SUPPLIED ENTRIES =
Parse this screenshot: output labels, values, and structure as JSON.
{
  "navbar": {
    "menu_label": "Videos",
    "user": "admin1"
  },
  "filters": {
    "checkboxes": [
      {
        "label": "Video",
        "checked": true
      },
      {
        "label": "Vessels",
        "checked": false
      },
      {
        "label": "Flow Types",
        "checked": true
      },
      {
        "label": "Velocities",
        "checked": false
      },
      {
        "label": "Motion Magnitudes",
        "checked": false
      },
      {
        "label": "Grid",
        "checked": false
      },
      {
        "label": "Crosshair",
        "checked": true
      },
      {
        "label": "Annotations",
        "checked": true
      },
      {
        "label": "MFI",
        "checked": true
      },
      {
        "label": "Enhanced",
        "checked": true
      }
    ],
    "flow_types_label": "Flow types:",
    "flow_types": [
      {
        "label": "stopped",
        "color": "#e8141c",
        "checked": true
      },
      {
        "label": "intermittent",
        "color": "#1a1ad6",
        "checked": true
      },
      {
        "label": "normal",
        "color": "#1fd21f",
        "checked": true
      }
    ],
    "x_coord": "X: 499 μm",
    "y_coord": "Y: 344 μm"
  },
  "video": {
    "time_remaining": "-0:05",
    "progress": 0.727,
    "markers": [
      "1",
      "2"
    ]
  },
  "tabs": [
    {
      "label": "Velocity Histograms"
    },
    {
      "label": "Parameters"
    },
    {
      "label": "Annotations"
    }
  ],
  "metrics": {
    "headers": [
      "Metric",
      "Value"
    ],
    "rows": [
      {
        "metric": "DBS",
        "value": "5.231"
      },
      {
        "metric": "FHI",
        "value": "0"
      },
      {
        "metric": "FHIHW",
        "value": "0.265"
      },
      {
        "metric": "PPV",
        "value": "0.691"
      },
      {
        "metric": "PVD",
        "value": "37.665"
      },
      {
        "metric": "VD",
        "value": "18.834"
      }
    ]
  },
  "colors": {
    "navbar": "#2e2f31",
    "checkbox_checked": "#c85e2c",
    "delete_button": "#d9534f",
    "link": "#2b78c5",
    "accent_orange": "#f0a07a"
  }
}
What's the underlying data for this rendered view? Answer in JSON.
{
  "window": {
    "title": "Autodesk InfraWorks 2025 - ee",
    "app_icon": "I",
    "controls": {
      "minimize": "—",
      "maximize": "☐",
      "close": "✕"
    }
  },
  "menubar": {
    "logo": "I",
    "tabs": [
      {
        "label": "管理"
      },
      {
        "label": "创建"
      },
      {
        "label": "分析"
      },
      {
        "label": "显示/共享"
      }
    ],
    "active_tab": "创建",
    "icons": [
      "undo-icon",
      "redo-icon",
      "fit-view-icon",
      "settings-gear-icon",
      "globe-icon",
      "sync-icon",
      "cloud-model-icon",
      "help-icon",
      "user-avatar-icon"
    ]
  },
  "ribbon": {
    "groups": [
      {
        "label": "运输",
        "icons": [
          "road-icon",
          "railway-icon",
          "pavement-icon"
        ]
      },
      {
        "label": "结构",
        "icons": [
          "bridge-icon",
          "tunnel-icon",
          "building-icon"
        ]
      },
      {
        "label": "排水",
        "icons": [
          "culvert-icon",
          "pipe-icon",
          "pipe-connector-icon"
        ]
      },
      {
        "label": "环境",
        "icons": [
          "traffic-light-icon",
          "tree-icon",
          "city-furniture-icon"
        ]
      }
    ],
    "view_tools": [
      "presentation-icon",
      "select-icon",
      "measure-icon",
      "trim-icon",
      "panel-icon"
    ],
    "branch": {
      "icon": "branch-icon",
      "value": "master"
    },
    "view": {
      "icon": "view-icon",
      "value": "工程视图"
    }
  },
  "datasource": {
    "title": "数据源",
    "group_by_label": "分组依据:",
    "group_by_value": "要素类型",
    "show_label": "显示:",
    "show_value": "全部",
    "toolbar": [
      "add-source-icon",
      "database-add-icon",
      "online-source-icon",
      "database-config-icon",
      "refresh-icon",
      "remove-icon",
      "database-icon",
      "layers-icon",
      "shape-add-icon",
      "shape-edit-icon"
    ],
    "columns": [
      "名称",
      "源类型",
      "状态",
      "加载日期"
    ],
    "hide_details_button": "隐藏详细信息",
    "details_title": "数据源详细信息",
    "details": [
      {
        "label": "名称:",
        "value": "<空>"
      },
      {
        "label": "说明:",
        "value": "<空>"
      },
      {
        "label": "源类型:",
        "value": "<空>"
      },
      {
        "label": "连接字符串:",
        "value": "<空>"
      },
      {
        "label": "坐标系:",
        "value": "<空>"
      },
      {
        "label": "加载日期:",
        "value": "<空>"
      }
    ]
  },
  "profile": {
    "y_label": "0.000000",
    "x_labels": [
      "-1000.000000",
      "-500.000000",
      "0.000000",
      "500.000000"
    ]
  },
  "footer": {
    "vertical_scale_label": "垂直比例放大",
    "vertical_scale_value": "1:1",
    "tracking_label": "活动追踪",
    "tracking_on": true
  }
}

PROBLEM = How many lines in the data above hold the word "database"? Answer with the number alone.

REPLY = 3